San Diego Union-Tribune: History shows that outside money in San Diego races doesn’t necessarily bring success

By Joshua Stewart

In 2012, then-Rep. Bob Filner’s campaign for San Diego mayor was buttressed by independent expenditure committees that collectively raised about $2.16 million, records show.

Much of it came from organized labor including $500,000 in contributions from the Congress of Industrial Organizations. He beat then-Councilman Carl DeMaio, whose campaign had about $900,000 more in combined support from his official committee and outside groups.

Former Assemblyman Nathan Fletcher, an independent, benefitted from about $1.83 million given to the official campaign committee and outside expenditure accounts in his 2013 bid to become San Diego mayor after Filner was forced out by a sexual harassment scandal.

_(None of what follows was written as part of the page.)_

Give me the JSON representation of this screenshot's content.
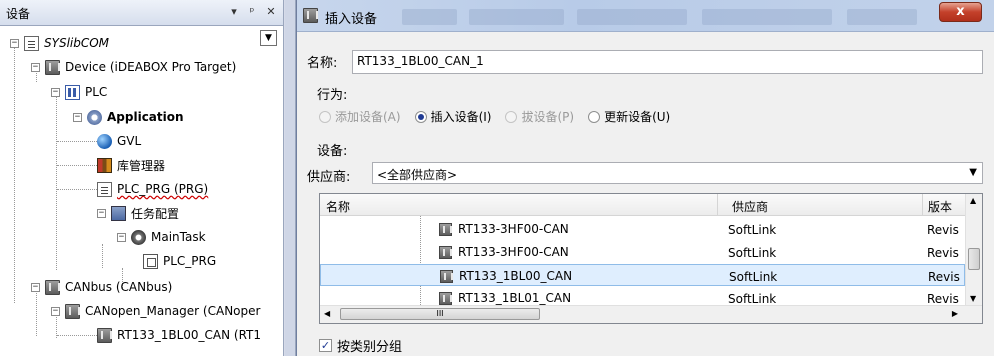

Despite support from Qualcomm, labor and others that made him the best-funded major candidate, Fletcher finished third place in the primary election – behind City Councilman David Alvarez and the eventual victor, Mayor Kevin Faulconer.

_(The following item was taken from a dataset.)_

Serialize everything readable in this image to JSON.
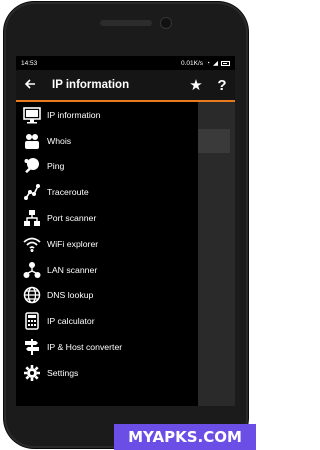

In of the the most striking instances of money not swaying outcomes in San Diego, self-funded mayoral candidate Steve Francis put about $4.56 million of his own cash into his campaign in 2008. He failed in his challenge to the incumbent mayor at the time, Jerry Sanders, who raised less than $1 million…

“It’s about spending smart and targeting the right voters with the right message,” Posner wrote in an email. “That’s how Stephan’s campaign could out-raise us 2-1 and still find themselves tied in a poll before the IE money came in on our side.” 

St. Louis Post-Dispatch: Critics: Illinois governor’s race shows need for campaign finance reform

By Sarah Zimmerman, AP

This year’s Illinois governor’s race between uber-wealthy candidates could be the costliest in U.S. history and perfectly illustrates the need for a campaign finance system that isn’t so rigged in favor of the rich, say critics pushing for a system that would match small donations with public funds.

The small-donor matching program won approval in the Illinois Senate last year but its chances are bleak in the state House…

Under the proposed plan, qualifying candidates could use matching public funds for donations of up to $150. Contributions would be capped at $500 and money from lobbyists or interest groups would be barred.

A House committee heard testimony this month but didn’t vote and the legislation is not positioned for approval before the General Assembly’s scheduled May 31 adjournment…

Ian Vandewalker, a campaign finance reform expert with the Brennan Center for Justice at the New York University School of Law, agreed that the plan can combat the “money arms race in politics” by opening the door for bright candidates who can draw a following but lack cash.

But he cautioned that the plan wouldn’t be very effective without lowering contribution limits for all candidates, whether they participate or not. 

Annapolis Capital Gazette: ‘Not authorized’ signs targeting 3 Republicans pop up in Arnold and Severna Park

By Chase Cook

The handful of signs read “Peroutka = White Supremacy, Leopold = Convict and McConkey = Disbarred, We deserve better leaders, do your research, vote November 6.” The bottom of the sign is labeled with: “Not authorized by any opponent.”

Because of this, the person or people behind them might be breaking Maryland election laws.

All sorts of campaign signs are cropping up across the county as the June 26 primary election looms closer. Most of those signs follow state rules, though some observers are complaining about illegally placed signs.

Because this sign has the words “vote” in it, it is clearly campaign material and is subject to election laws, said Jared DeMarinis, director of the Maryland State Board of Elections’ Candidacy and Campaign Finance Division.

While the sign is dubious, DeMarinis wouldn’t go so far to say the sign required action.

“We have not received any complaints about this sign,” DeMarinis said. “It becomes an enforcement matter. Not our domain to pull up the signs.”

Maryland campaign materials require an authority line. A campaign or group has to list who authored and paid for the sign. That authority line typically has the organization and treasurer’s name. In the case of an individual purchasing the sign, name and address is required, under Maryland election law.

The Center for Competitive Politics is now the Institute for Free Speech.